[Interface dataset entries]
--
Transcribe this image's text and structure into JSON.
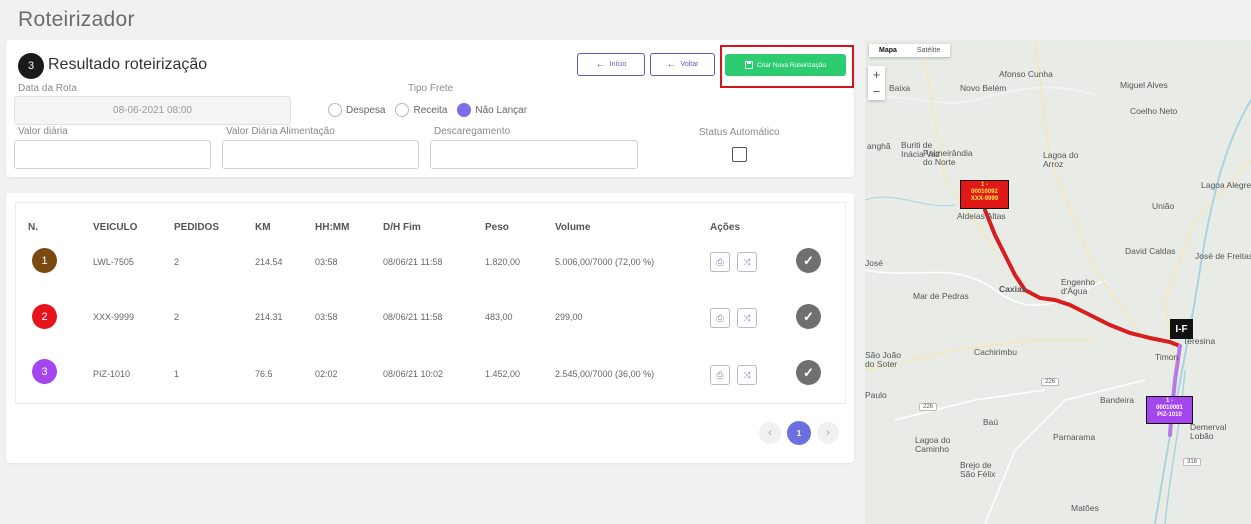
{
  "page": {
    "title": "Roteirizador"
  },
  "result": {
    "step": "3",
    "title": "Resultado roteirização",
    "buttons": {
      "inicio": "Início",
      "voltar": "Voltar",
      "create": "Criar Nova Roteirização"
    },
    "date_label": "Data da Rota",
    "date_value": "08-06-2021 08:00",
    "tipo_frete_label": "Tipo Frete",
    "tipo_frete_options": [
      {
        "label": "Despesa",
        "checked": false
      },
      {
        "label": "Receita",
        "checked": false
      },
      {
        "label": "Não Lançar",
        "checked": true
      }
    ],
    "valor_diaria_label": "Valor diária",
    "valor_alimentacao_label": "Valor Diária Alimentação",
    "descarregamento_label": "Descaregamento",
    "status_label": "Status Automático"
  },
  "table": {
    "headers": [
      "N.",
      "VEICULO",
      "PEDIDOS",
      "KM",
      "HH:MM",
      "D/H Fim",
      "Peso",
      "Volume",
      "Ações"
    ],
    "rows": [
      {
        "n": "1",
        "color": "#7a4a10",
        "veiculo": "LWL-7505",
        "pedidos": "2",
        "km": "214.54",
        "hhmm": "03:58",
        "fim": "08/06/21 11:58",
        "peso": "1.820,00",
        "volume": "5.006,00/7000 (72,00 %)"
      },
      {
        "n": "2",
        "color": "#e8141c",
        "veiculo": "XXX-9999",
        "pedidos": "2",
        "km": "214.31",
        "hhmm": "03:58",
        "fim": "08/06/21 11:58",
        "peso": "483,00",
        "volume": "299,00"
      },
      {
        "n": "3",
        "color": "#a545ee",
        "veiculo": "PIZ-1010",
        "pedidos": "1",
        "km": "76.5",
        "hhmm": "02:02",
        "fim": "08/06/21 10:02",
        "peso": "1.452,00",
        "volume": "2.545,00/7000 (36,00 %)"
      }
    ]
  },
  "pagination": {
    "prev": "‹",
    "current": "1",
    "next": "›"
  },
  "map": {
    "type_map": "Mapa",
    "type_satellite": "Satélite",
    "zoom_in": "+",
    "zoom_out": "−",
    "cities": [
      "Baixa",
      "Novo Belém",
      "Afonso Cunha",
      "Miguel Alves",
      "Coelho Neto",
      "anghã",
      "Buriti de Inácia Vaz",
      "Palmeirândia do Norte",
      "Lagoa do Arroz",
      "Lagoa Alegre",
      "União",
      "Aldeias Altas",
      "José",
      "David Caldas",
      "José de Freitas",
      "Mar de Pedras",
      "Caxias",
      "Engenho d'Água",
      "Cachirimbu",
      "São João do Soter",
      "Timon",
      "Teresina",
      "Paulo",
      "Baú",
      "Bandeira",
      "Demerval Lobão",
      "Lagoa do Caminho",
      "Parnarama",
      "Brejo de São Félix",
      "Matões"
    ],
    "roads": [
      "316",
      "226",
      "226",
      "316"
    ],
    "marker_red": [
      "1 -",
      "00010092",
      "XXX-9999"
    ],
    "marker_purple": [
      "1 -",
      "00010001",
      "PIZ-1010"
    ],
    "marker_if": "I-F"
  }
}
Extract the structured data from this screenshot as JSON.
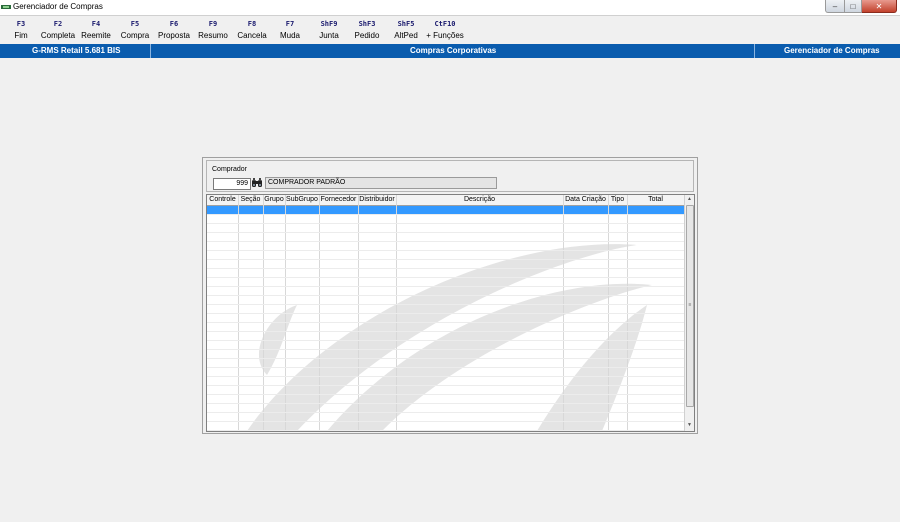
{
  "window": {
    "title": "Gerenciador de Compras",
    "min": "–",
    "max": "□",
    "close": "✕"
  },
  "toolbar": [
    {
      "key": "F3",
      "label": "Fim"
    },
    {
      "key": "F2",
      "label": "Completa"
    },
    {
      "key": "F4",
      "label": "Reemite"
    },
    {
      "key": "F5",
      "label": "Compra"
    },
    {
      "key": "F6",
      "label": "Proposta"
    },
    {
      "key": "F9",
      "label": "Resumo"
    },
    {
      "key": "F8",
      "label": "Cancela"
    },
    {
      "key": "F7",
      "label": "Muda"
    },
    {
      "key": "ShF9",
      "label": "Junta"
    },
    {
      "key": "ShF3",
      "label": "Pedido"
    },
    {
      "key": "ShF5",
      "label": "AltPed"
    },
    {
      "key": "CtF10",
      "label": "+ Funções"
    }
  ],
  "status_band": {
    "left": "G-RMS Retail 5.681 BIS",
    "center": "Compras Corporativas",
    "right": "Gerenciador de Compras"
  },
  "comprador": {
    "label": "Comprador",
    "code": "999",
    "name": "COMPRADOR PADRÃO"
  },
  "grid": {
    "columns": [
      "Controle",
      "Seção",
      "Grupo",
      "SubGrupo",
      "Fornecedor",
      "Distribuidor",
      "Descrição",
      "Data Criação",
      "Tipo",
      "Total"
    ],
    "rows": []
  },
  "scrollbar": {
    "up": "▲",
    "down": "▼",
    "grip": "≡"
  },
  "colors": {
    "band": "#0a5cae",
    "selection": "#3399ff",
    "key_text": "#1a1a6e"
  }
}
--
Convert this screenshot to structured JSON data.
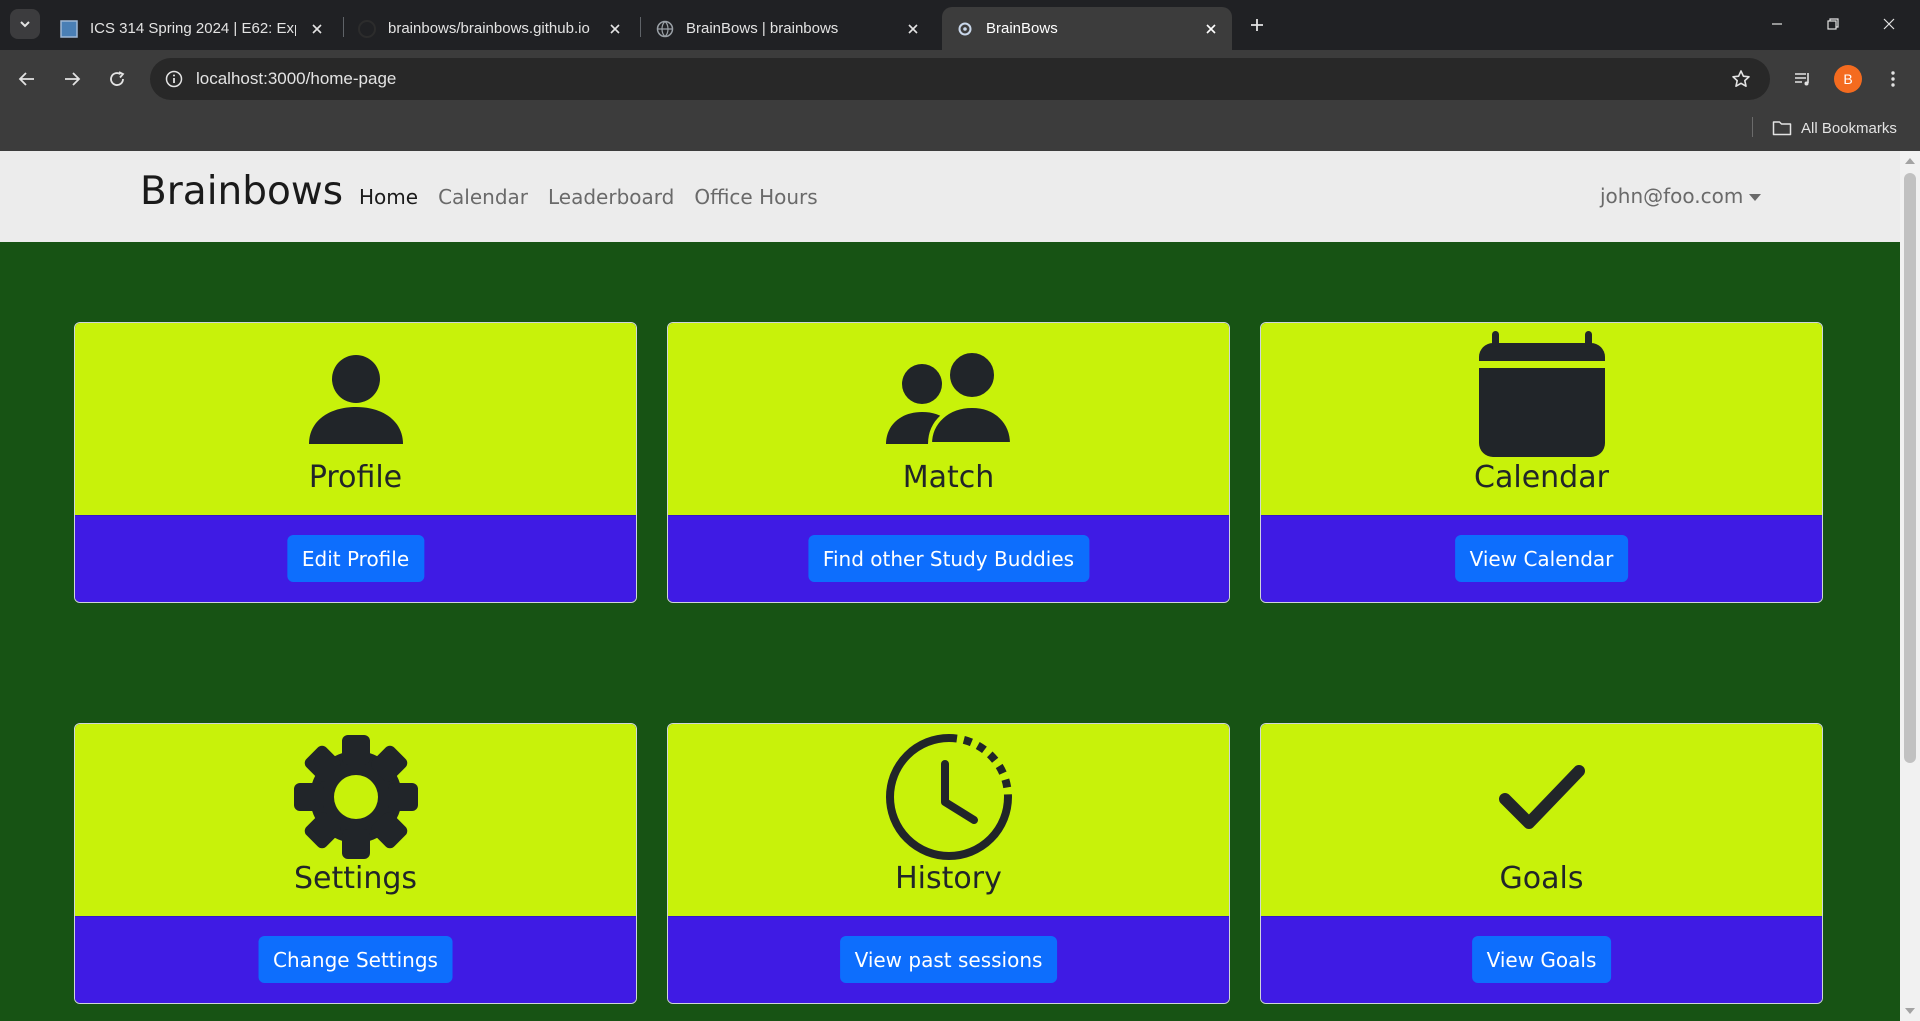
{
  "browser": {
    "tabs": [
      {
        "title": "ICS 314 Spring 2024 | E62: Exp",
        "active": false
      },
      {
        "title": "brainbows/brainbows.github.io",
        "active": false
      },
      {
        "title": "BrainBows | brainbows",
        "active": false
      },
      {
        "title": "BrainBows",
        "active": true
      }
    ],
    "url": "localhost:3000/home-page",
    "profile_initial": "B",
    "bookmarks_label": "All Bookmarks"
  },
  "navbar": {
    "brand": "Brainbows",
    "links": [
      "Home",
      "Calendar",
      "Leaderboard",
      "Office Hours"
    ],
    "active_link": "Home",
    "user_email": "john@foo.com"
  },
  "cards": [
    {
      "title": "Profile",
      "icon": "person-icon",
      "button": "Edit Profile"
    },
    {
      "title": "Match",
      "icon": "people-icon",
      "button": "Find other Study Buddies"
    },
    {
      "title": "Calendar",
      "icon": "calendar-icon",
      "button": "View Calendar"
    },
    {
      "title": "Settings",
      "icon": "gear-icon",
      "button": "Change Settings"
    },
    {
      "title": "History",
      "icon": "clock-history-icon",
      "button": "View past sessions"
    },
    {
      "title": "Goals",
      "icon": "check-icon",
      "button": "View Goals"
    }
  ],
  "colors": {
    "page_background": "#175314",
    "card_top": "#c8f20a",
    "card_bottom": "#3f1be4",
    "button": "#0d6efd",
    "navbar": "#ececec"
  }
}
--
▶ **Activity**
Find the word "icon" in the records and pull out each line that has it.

▶ **Reply**
      "icon": "person-icon",
      "icon": "people-icon",
      "icon": "calendar-icon",
      "icon": "gear-icon",
      "icon": "clock-history-icon",
      "icon": "check-icon",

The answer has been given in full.